DRC Ebola outbreaks: Crisis update - 19 July 2019
Democratic Republic of Congo (DRC) declared their tenth outbreak of Ebola in 40 years on 1 August 2018. The outbreak is centred in the northeast of the country. With the number of cases passing 2,500, it is now by far the country's largest-ever Ebola outbreak. It is also the second-biggest Ebola epidemic ever recorded, behind the West Africa outbreak of 2014-2016.
During the first eight months of the epidemic, until March 2019, more than 1,000 cases of Ebola were reported in the affected region. However, between April and June 2019, this number has doubled, with a further 1,000 new cases reported in just these three months. Since early June, the number of new cases notified per week has remained high, averaging between 75 and 100 each week.
Latest figures - information as of 18 July 2019; figures provided by DRC Ministry of Health.
2,532 TOTAL CASES
2,438 CONFIRMED CASES
1,705 CONFIRMED DEATHS
Contributing to this is the difficulty in identifying and following up contacts of people diagnosed with Ebola.
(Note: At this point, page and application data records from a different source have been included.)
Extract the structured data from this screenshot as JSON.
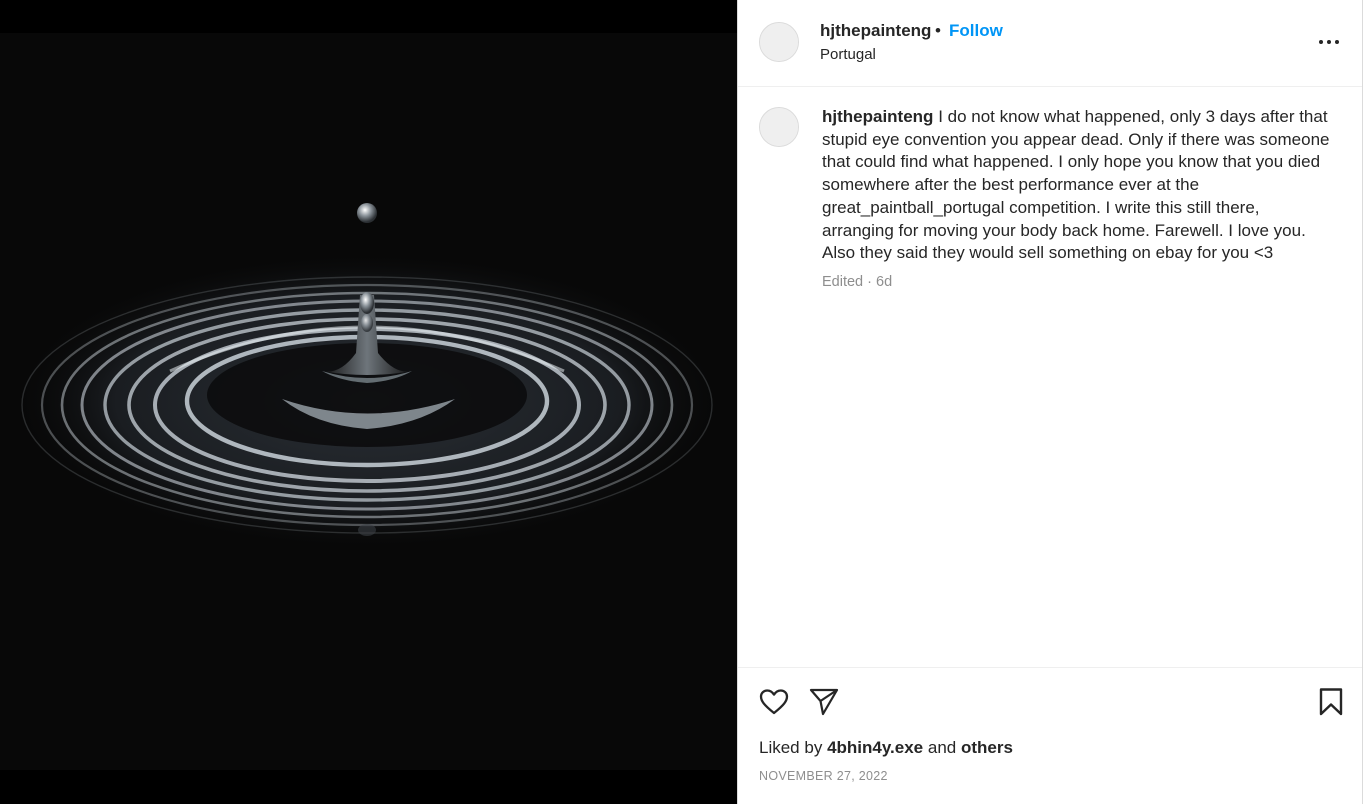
{
  "post": {
    "image": {
      "name": "water-drop-ripple-photo"
    },
    "author": {
      "username": "hjthepainteng",
      "location": "Portugal",
      "follow_label": "Follow",
      "separator": "•"
    },
    "caption": {
      "username": "hjthepainteng",
      "text": "I do not know what happened, only 3 days after that stupid eye convention you appear dead. Only if there was someone that could find what happened. I only hope you know that you died somewhere after the best performance ever at the great_paintball_portugal competition. I write this still there, arranging for moving your body back home. Farewell. I love you. Also they said they would sell something on ebay for you <3",
      "meta": "Edited · 6d"
    },
    "actions": {
      "icons": [
        "heart-icon",
        "share-icon",
        "bookmark-icon"
      ]
    },
    "likes": {
      "prefix": "Liked by",
      "user": "4bhin4y.exe",
      "conj": "and",
      "others": "others"
    },
    "date": "NOVEMBER 27, 2022"
  },
  "colors": {
    "accent": "#0095f6",
    "text": "#262626",
    "muted": "#8e8e8e"
  }
}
Since the beginning of the epidemic, only around half of the new reported Ebola cases have been identified as contacts of previous confirmed cases before falling ill and seeking treatment, or dying without receiving proper treatment for Ebola.
On 11 June 2019, Uganda announced that three people had been positively diagnosed with Ebola, the first cross-border cases since the outbreak began.
On 14 July, the first case of Ebola was confirmed in Goma, the capital of North Kivu, and a city of one million people. The patient, who had travelled from Butembo to Goma, was admitted to the MSF-supported Ebola Treatment Centre in Goma. After confirmation of lab results, the Ministry of Health decided to transfer the patient to Butembo on 15 July, where the patient died the following day.
In reaction to the first case found in Goma, on 17 July 2019, the World Health Organization (WHO) announced that the current Ebola outbreak in DR Congo represents a public health emergency of international concern (PHEIC).
Given the ongoing challenges in responding to the outbreak, MSF believes that Ebola-related activities should be integrated into the existing healthcare system, in order to improve proximity of the services to the community and ensure that it remains functional during the outbreak.
Background of the epidemic
Retrospective investigations point to a possible start of the outbreak back in May 2018 – around the same time as the Equateur outbreak earlier in the year. There is no connection or link between the two outbreaks.
The delay in the alert and subsequent response can be attributed to several factors, including a breakdown of the surveillance system due to the security context (there are limitations on movement, and access is difficult), and a strike by the health workers of the area which began in May, due to non-payment of salaries.
A person died at home after presenting symptoms of haemorrhagic fever. Family members of that person developed the same symptoms and also died. A joint Ministry of Health/World Health Organization (WHO) investigation on site found six more suspect cases, of which four tested positive. This result led to the declaration of the outbreak.
The national laboratory (INRB) confirmed on 7 August that the current outbreak is of the Zaire Ebola virus, the most deadly strain and the same one that affected West Africa during the 2014-2016 outbreak. Zaire Ebola was also the virus found in the outbreak in Equateur province, in western DRC earlier in 2018, although a different strain than the one affecting the current outbreak.
First declared in Mangina, a small town of 40,000 people, the epicentre of the outbreak appeared to progressively move towards the south, first to the larger city of Beni, with approximately 400,000 people and the administrative centre of the region. As population movements are very common, the epidemic continued south to the bigger city of Butembo, a trading hub. Nearby Katwa became a new hotspot near the end of 2018 and cases had been found further south, in the Kanya area. Meanwhile, sporadic cases also appeared in the neighbouring Ituri province to the north.
Overall, the geographic spread of the epidemic appears to be unpredictable, with scattered small clusters potentially occurring anywhere in the region. This pattern, along with the lack of visibility on the epidemiological situation, is both extremely worrying and makes ending the outbreak even more challenging.